> _EXERCISE DIRECTIONS_
Copy out each line from the material where the word "icon" is found.

[AVAILABLE DATA Boundary: Start]

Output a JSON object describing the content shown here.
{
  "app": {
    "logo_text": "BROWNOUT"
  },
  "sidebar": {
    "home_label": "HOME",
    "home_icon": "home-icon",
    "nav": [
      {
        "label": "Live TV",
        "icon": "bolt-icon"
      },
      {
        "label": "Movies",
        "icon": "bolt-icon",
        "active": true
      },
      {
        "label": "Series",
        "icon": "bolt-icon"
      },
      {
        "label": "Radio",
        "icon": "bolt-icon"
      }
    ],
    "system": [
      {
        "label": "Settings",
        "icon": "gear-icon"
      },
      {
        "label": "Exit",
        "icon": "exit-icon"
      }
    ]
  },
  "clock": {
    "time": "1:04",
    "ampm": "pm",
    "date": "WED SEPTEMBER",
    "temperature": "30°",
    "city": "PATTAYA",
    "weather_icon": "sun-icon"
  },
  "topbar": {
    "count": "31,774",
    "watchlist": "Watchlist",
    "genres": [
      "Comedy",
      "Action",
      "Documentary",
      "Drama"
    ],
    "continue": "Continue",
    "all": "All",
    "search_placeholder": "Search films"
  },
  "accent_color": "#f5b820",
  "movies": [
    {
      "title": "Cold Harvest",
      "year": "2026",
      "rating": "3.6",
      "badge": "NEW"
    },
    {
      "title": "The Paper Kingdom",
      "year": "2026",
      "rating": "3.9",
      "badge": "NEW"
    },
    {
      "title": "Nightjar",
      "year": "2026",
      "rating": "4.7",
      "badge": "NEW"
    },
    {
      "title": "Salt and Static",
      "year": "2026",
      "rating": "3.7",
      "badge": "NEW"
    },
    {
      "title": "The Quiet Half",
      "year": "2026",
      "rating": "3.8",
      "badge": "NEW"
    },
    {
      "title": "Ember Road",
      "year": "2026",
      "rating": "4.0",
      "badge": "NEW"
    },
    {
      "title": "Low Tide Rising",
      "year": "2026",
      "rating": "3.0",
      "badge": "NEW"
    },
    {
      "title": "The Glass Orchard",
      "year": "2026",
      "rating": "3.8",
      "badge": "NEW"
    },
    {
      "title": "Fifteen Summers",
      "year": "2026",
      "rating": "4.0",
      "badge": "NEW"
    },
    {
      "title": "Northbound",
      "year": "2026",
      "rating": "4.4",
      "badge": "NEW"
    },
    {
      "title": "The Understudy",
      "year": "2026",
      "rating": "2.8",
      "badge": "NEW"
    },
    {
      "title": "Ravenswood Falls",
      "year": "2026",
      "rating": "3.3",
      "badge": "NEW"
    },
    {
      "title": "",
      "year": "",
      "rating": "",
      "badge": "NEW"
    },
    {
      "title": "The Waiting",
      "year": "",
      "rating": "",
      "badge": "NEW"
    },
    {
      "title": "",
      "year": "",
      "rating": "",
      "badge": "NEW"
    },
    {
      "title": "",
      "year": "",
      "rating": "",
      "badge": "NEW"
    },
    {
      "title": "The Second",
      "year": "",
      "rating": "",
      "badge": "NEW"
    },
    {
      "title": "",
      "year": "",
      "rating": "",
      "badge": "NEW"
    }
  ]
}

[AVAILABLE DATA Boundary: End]

> _ANSWER TO THE PROBLEM_
    "home_icon": "home-icon",
        "icon": "bolt-icon"
        "icon": "bolt-icon",
        "icon": "bolt-icon"
        "icon": "bolt-icon"
        "icon": "gear-icon"
        "icon": "exit-icon"
    "weather_icon": "sun-icon"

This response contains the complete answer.